Description of the task =>
Each line below containing the word "templates" needs to be shown.

Data to examine =>
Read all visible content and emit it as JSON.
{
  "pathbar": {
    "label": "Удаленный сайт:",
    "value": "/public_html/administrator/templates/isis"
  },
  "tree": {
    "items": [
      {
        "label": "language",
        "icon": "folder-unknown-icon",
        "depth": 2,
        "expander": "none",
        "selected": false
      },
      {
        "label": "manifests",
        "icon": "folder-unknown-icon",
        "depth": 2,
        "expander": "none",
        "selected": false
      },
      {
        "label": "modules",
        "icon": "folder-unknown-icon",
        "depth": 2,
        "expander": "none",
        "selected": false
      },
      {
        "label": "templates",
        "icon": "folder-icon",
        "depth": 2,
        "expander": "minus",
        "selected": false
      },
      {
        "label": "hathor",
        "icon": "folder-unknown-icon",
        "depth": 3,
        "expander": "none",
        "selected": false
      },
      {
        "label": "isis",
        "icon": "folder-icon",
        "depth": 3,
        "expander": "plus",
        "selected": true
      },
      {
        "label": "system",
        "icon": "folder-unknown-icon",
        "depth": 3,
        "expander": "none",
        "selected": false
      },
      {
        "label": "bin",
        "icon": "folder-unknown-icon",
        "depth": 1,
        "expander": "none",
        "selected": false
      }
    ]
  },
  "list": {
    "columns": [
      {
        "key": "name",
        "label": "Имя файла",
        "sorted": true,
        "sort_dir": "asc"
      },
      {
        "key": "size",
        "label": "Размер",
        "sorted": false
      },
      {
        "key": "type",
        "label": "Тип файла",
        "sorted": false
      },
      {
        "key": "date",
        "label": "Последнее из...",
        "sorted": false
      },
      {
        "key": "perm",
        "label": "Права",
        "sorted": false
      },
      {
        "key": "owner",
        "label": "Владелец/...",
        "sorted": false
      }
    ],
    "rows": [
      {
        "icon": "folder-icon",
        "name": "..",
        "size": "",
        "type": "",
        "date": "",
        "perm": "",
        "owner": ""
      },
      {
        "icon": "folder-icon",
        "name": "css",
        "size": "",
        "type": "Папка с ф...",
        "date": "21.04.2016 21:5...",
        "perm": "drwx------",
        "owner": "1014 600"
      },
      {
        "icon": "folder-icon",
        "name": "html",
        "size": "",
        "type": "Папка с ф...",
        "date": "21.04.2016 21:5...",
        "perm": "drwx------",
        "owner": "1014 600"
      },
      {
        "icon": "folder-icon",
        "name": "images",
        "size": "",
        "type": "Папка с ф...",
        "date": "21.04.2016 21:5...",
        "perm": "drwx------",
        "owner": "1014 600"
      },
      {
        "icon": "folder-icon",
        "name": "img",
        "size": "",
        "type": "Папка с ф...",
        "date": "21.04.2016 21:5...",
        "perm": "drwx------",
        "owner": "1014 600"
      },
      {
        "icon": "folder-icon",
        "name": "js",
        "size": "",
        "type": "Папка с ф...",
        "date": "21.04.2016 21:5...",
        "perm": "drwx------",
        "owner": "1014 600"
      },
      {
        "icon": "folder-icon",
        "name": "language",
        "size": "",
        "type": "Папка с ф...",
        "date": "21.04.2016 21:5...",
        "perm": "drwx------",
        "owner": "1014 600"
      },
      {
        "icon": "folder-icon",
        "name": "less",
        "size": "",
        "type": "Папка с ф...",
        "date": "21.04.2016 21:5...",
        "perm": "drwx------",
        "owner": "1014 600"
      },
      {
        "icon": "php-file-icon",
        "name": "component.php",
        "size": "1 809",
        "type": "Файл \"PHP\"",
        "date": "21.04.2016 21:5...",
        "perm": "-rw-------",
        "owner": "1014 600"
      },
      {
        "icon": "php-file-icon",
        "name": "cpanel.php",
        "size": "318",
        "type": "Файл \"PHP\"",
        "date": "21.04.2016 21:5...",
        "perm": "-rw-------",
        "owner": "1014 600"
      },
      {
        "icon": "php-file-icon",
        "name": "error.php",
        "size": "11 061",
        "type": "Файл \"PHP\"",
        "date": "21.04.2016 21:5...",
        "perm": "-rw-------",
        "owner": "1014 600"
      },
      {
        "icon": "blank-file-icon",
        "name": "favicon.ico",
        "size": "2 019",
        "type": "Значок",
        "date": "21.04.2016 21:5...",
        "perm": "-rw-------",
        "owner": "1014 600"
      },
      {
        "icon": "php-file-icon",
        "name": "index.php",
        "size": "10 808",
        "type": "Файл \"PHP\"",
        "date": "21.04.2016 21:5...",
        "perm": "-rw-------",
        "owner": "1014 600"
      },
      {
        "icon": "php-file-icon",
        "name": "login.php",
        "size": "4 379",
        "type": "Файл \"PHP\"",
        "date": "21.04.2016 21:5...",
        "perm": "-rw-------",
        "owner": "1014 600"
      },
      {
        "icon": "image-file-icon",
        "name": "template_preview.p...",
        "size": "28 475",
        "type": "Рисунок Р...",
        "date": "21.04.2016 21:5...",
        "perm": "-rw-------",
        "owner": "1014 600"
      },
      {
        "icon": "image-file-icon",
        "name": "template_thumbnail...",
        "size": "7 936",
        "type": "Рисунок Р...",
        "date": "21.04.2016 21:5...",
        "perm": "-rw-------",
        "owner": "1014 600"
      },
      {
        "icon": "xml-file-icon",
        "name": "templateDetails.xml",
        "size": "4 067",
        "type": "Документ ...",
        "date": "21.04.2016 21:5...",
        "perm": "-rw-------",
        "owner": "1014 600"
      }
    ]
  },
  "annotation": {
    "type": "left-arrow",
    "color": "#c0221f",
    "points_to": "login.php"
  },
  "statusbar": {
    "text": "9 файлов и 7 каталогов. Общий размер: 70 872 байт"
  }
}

Response area =>
    "value": "/public_html/administrator/templates/isis"
        "label": "templates",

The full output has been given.